More than beard of bees comes out of Minden tree
Nevada Appeal News Service
MINDEN ” It was a living, buzzing engineering puzzle.
How do you get 50,000 bees and their 30-pound hive down 20 feet from an apple tree without doing any damage?
That was the problem Minden resident Lori Salvador faced recently after she discovered a hive 2-and-a-half feet across in her tree.
“I found it several weeks ago when the leaves started falling in mid-October,” Salvador said. “I called the extension office and they referred me to several bee keepers, but when I called I couldn’t get anyone to pick them up.”
The advice Salvador received was to call the exterminator.
That seemed wrong to Salvador, so she shared her problem with her boss, Christine O’Farrell, who happened to have a solution.
O’Farrel’s husband, Mark, owns Hungry Mother Organics, which raises organic vegetables. He has a lease with the department of prisons for greenhouses at the farm in Carson City. Mark O’Farrell took a look and decided he could rescue the hive.
“Lori was really persistent,” he said. “She really wanted to keep them alive. Honey bees provide a critical pollination process for crops. It would be a shame to have to snuff 50,000 of them out.”
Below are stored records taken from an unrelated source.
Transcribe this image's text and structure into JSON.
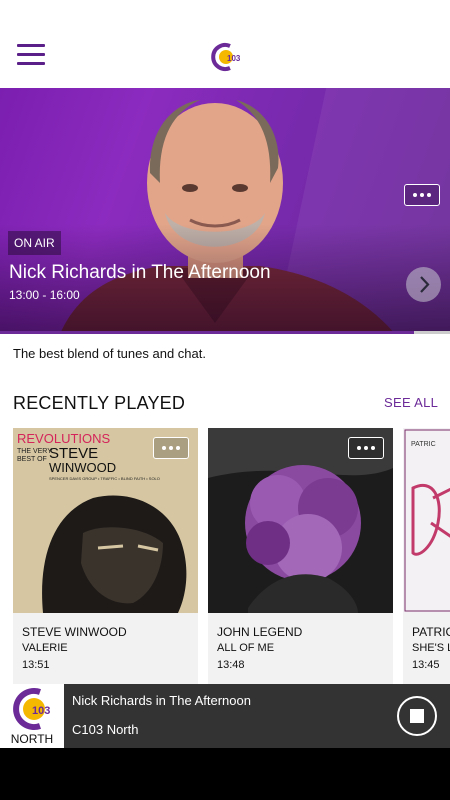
{
  "header": {
    "menu_icon": "hamburger-menu-icon",
    "logo_text": "103",
    "brand_color": "#6b2a98",
    "accent_yellow": "#f5b800"
  },
  "hero": {
    "badge": "ON AIR",
    "show_title": "Nick Richards in The Afternoon",
    "show_time": "13:00 - 16:00",
    "more_icon": "more-options-icon",
    "next_icon": "chevron-right-icon",
    "progress": 0.92
  },
  "tagline": "The best blend of tunes and chat.",
  "recently_played": {
    "title": "RECENTLY PLAYED",
    "see_all": "SEE ALL",
    "items": [
      {
        "artist": "STEVE WINWOOD",
        "song": "VALERIE",
        "time": "13:51",
        "cover_line1": "REVOLUTIONS",
        "cover_line2": "THE VERY",
        "cover_line3": "BEST OF",
        "cover_line4": "STEVE",
        "cover_line5": "WINWOOD",
        "cover_small": "SPENCER DAVIS GROUP • TRAFFIC • BLIND FAITH • SOLO"
      },
      {
        "artist": "JOHN LEGEND",
        "song": "ALL OF ME",
        "time": "13:48"
      },
      {
        "artist": "PATRICK",
        "song": "SHE'S L",
        "time": "13:45",
        "cover_top": "PATRIC"
      }
    ]
  },
  "player": {
    "logo_number": "103",
    "logo_region": "NORTH",
    "now_playing": "Nick Richards in The Afternoon",
    "station": "C103 North",
    "stop_icon": "stop-icon"
  }
}
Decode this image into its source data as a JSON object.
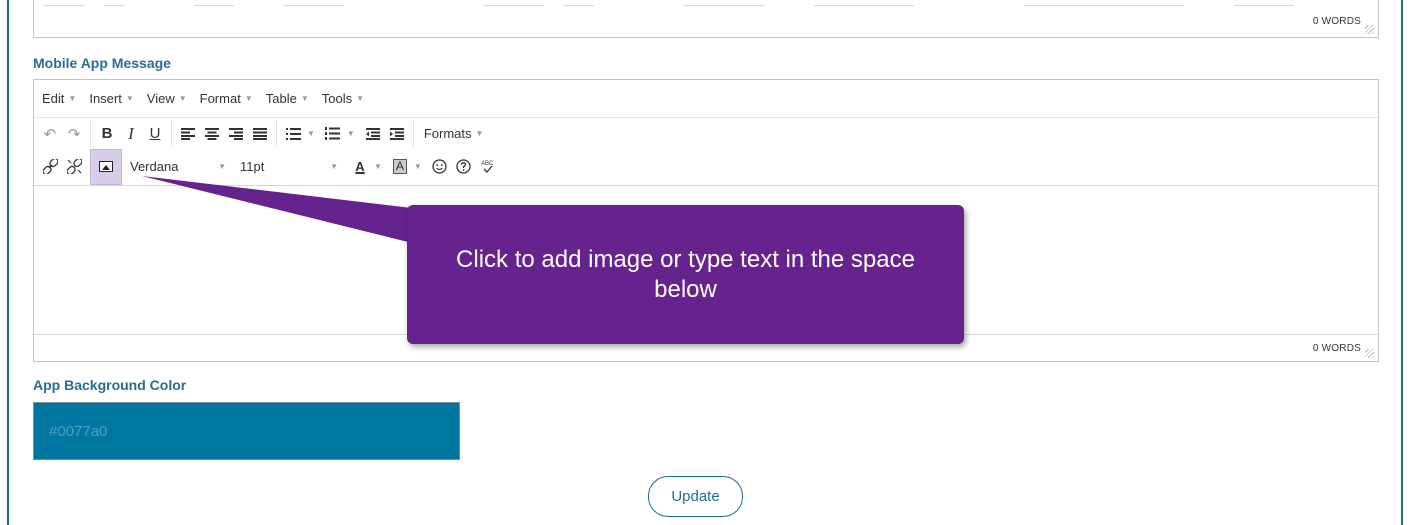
{
  "top_editor": {
    "word_count": "0 WORDS"
  },
  "mobile_message": {
    "label": "Mobile App Message",
    "menu": [
      {
        "label": "Edit"
      },
      {
        "label": "Insert"
      },
      {
        "label": "View"
      },
      {
        "label": "Format"
      },
      {
        "label": "Table"
      },
      {
        "label": "Tools"
      }
    ],
    "toolbar": {
      "undo_icon": "undo-icon",
      "redo_icon": "redo-icon",
      "bold": "B",
      "italic": "I",
      "underline": "U",
      "formats_label": "Formats",
      "font_family": "Verdana",
      "font_size": "11pt",
      "text_color_glyph": "A",
      "bg_color_glyph": "A",
      "spellcheck_glyph": "ABC"
    },
    "word_count": "0 WORDS"
  },
  "callout": {
    "text": "Click to add image or type text in the space below",
    "color": "#66228d"
  },
  "app_background": {
    "label": "App Background Color",
    "value": "#0077a0",
    "swatch_color": "#0077a0"
  },
  "update_button": {
    "label": "Update"
  },
  "accent_color": "#1d6f94"
}
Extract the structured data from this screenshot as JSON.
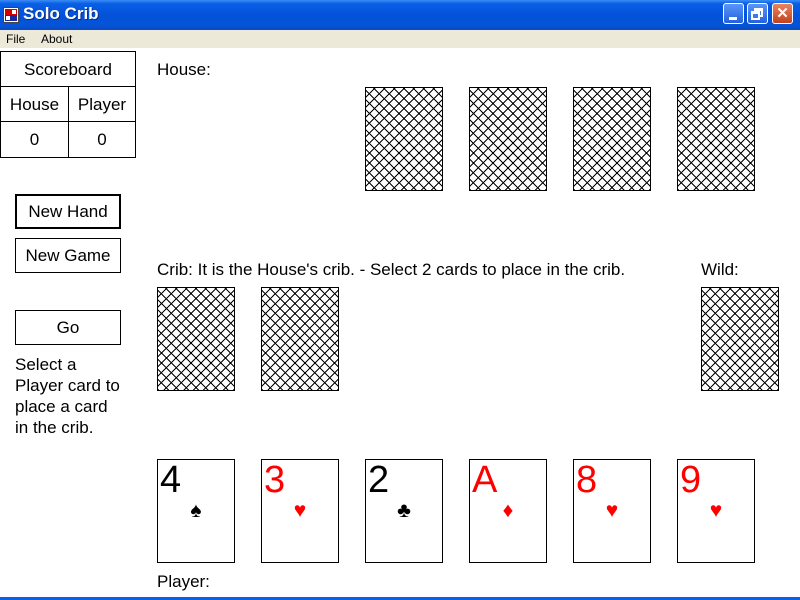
{
  "window": {
    "title": "Solo Crib"
  },
  "menu": {
    "file": "File",
    "about": "About"
  },
  "scoreboard": {
    "title": "Scoreboard",
    "house_header": "House",
    "player_header": "Player",
    "house_score": "0",
    "player_score": "0"
  },
  "buttons": {
    "new_hand": "New Hand",
    "new_game": "New Game",
    "go": "Go"
  },
  "instructions": "Select a Player card to place a card in the crib.",
  "labels": {
    "house": "House:",
    "crib": "Crib:  It is the House's crib. - Select 2 cards to place in the crib.",
    "wild": "Wild:",
    "player": "Player:"
  },
  "player_hand": [
    {
      "rank": "4",
      "suit": "♠",
      "color": "#000000"
    },
    {
      "rank": "3",
      "suit": "♥",
      "color": "#ff0000"
    },
    {
      "rank": "2",
      "suit": "♣",
      "color": "#000000"
    },
    {
      "rank": "A",
      "suit": "♦",
      "color": "#ff0000"
    },
    {
      "rank": "8",
      "suit": "♥",
      "color": "#ff0000"
    },
    {
      "rank": "9",
      "suit": "♥",
      "color": "#ff0000"
    }
  ],
  "card_back_pattern": "crosshatch-icon"
}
O’Farrell said that usually bees seek a closed space for their hives, like the inside of a building.
“Every once in a while they build on the outside of something,” he said. “I’ve only ever seen a couple of hives outside of a structure, where they build on the outside of something. In this tree you could see all the comb and watch the bees working.”
The real challenge was to figure out which branches to cut from around the hive.
Once O’Farrell had that figured out, he brought out the smoke.
“We smoked them a little bit first,” he said. “That settles them down. The hive was so far up in the tree, and it had been there for months. It was a big, heavy hive full of honey.”
Once O’Farrell and 16-year-old son Dan got started it took about 45 minutes to get the hive down from the tree.
“We slipped a seed sack over the hive, then tied off the limb before we cut it. You don’t want to drop it, because then you have 50,000 bees, whose hive has been destroyed and they’re looking to sting something.
After they got it down on the ground, O’Farrell took it to his greenhouse.
“My wife wanted an observation hive, so I put it on the ground put in the green house, and put a Plexiglas door on the front,” he said. “You can open it up look right in and see what they do.”
O’Farrell calls himself a hobbyist when it comes to bees.
“I used to keep bees as part of the farming business, but now I do it as a hobby,” he said. “I’m not really a beekeepers, but I keep hives around to help in the vegetable business. Bees right now are under an extreme amount of pressure.”
Salvador said she’s glad to have been able to save the bees.